The final rule does not impose either an intergovernmental or private sector mandate of over $100 million per year, as defined in the Unfunded Mandates Act of 1995.
(iv) Other relevant information or requirements under acts and executive orders
Administrative Procedure Act, 5 U.S.C. 551 et seq.
The final rule was issued using the notice and comment procedures contained at 5 U.S.C. 553. On January 30, 1998, a Notice of Proposed Rulemaking was published in the Federal Register. 63 Fed. Reg. 4802. Subsequently, the time period for the receipt of comments was extended. 63 Fed. Reg. 12417.
Paperwork Reduction Act, 44 U.S.C. 3501-3520
The information collection requirements contained in the final rule were previously approved by the Office of Management and Budget under OMB control number 0581-0032, effective through September 30, 2001.
Statutory authorization for the rule
The final rule was issued under the authority of section 143 of the Federal Agriculture Improvement and Reform Act of 1996, Pub. L. 104-127, April 4, 1996.
Executive Order No. 12866

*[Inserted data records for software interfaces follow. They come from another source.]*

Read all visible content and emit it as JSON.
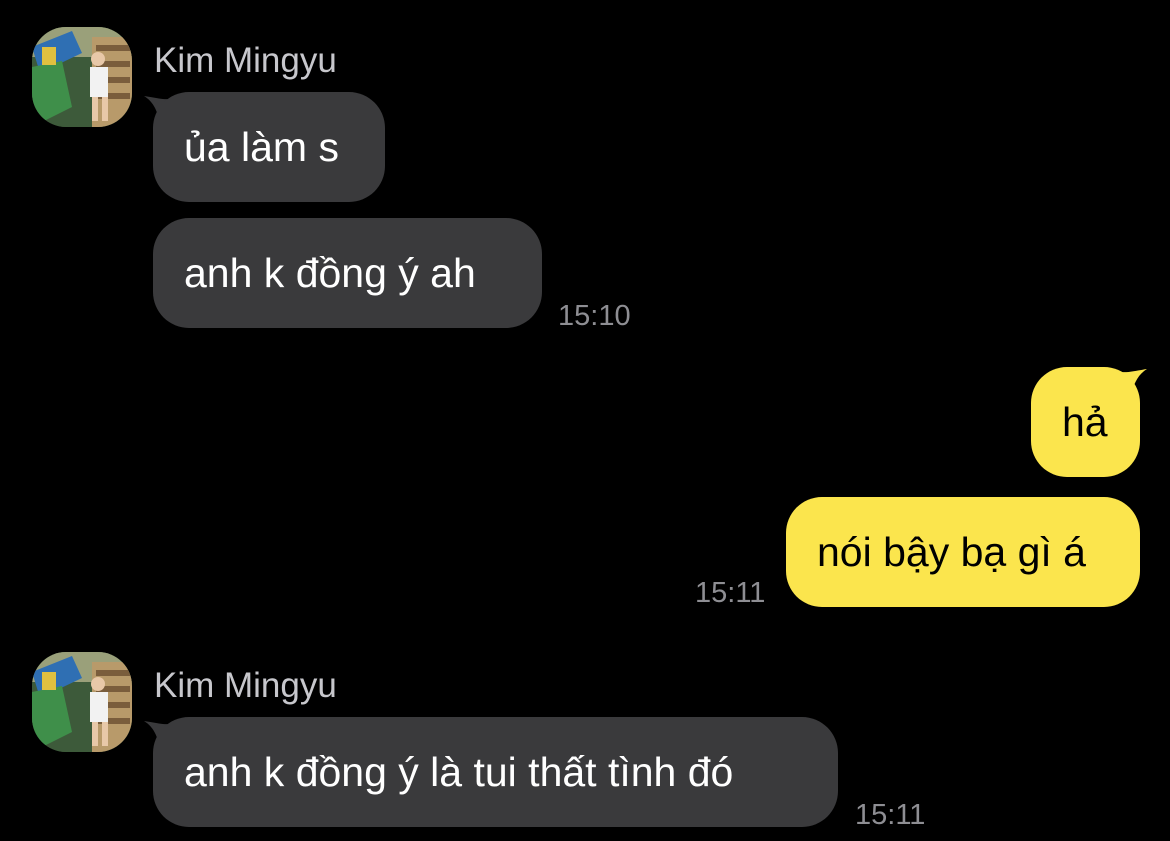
{
  "colors": {
    "background": "#000000",
    "incoming_bubble": "#3a3a3c",
    "outgoing_bubble": "#fbe54d",
    "name_text": "#c7c7cc",
    "time_text": "#8e8e93"
  },
  "chat": {
    "groups": [
      {
        "sender": "Kim Mingyu",
        "avatar": "profile-photo",
        "messages": [
          {
            "text": "ủa làm s"
          },
          {
            "text": "anh k đồng ý ah"
          }
        ],
        "time": "15:10"
      },
      {
        "sender": "me",
        "messages": [
          {
            "text": "hả"
          },
          {
            "text": "nói bậy bạ gì á"
          }
        ],
        "time": "15:11"
      },
      {
        "sender": "Kim Mingyu",
        "avatar": "profile-photo",
        "messages": [
          {
            "text": "anh k đồng ý là tui thất tình đó"
          }
        ],
        "time": "15:11"
      }
    ]
  }
}
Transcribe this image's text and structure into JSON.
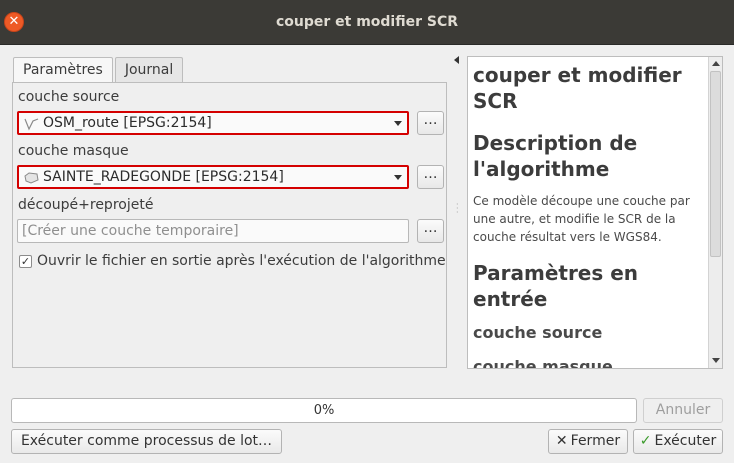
{
  "window": {
    "title": "couper et modifier SCR",
    "close_symbol": "✕"
  },
  "tabs": [
    {
      "label": "Paramètres",
      "active": true
    },
    {
      "label": "Journal",
      "active": false
    }
  ],
  "form": {
    "source_label": "couche source",
    "source_value": "OSM_route [EPSG:2154]",
    "mask_label": "couche masque",
    "mask_value": "SAINTE_RADEGONDE [EPSG:2154]",
    "output_label": "découpé+reprojeté",
    "output_placeholder": "[Créer une couche temporaire]",
    "browse_label": "…",
    "open_after_checked": true,
    "open_after_label": "Ouvrir le fichier en sortie après l'exécution de l'algorithme",
    "check_mark": "✓"
  },
  "help": {
    "title": "couper et modifier SCR",
    "description_heading": "Description de l'algorithme",
    "description_text": "Ce modèle découpe une couche par une autre, et modifie le SCR de la couche résultat vers le WGS84.",
    "inputs_heading": "Paramètres en entrée",
    "input_1": "couche source",
    "input_2": "couche masque"
  },
  "progress": {
    "value": 0,
    "text": "0%"
  },
  "buttons": {
    "cancel": "Annuler",
    "batch": "Exécuter comme processus de lot…",
    "close": "Fermer",
    "run": "Exécuter"
  },
  "colors": {
    "titlebar": "#3b3a36",
    "close_button": "#ee5a26",
    "highlight_border": "#d40000",
    "run_icon": "#3a9a2a"
  },
  "icons": {
    "source_layer": "line-layer-icon",
    "mask_layer": "polygon-layer-icon",
    "close_button": "close-x-icon",
    "run_button": "checkmark-icon"
  }
}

The final rule was reviewed under the Order and found to be an "economically significant" regulatory action and approved by the Office of Management and Budget as complying with the requirements of the Order.